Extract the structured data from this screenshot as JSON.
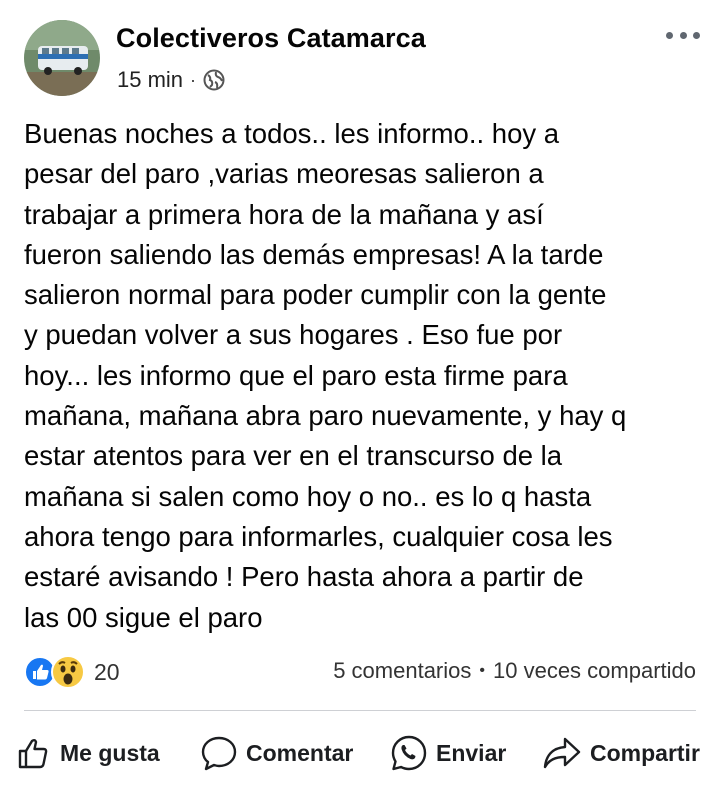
{
  "post": {
    "author": "Colectiveros Catamarca",
    "timestamp": "15 min",
    "separator": "·",
    "privacy_icon": "globe-icon",
    "more_icon": "more-options-icon",
    "text": "Buenas noches a todos.. les informo.. hoy a\npesar del paro ,varias meoresas salieron a\ntrabajar a primera hora de la mañana y así\nfueron saliendo las demás empresas! A la tarde\nsalieron normal para poder cumplir con la gente\ny puedan volver a sus hogares . Eso fue por\nhoy... les informo que el paro esta firme para\nmañana, mañana abra paro nuevamente, y hay q\nestar atentos para ver en el transcurso de la\nmañana si salen como hoy o no.. es lo q hasta\nahora tengo para informarles, cualquier cosa les\nestaré avisando ! Pero hasta ahora a partir de\nlas 00 sigue el paro"
  },
  "engagement": {
    "reaction_icons": [
      "like-reaction-icon",
      "wow-reaction-icon"
    ],
    "reaction_count": "20",
    "comments": "5 comentarios",
    "separator": "•",
    "shares": "10 veces compartido"
  },
  "actions": {
    "like": "Me gusta",
    "comment": "Comentar",
    "send": "Enviar",
    "share": "Compartir"
  },
  "colors": {
    "like_blue": "#1877f2",
    "wow_yellow": "#f7c943",
    "icon_gray": "#606770",
    "divider": "#ced0d4"
  }
}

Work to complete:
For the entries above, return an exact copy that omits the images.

Your solution:
Extract the structured data from this screenshot as JSON.
{
  "post": {
    "author": "Colectiveros Catamarca",
    "timestamp": "15 min",
    "separator": "·",
    "privacy_icon": "globe-icon",
    "more_icon": "more-options-icon",
    "text": "Buenas noches a todos.. les informo.. hoy a\npesar del paro ,varias meoresas salieron a\ntrabajar a primera hora de la mañana y así\nfueron saliendo las demás empresas! A la tarde\nsalieron normal para poder cumplir con la gente\ny puedan volver a sus hogares . Eso fue por\nhoy... les informo que el paro esta firme para\nmañana, mañana abra paro nuevamente, y hay q\nestar atentos para ver en el transcurso de la\nmañana si salen como hoy o no.. es lo q hasta\nahora tengo para informarles, cualquier cosa les\nestaré avisando ! Pero hasta ahora a partir de\nlas 00 sigue el paro"
  },
  "engagement": {
    "reaction_icons": [
      "like-reaction-icon",
      "wow-reaction-icon"
    ],
    "reaction_count": "20",
    "comments": "5 comentarios",
    "separator": "•",
    "shares": "10 veces compartido"
  },
  "actions": {
    "like": "Me gusta",
    "comment": "Comentar",
    "send": "Enviar",
    "share": "Compartir"
  },
  "colors": {
    "like_blue": "#1877f2",
    "wow_yellow": "#f7c943",
    "icon_gray": "#606770",
    "divider": "#ced0d4"
  }
}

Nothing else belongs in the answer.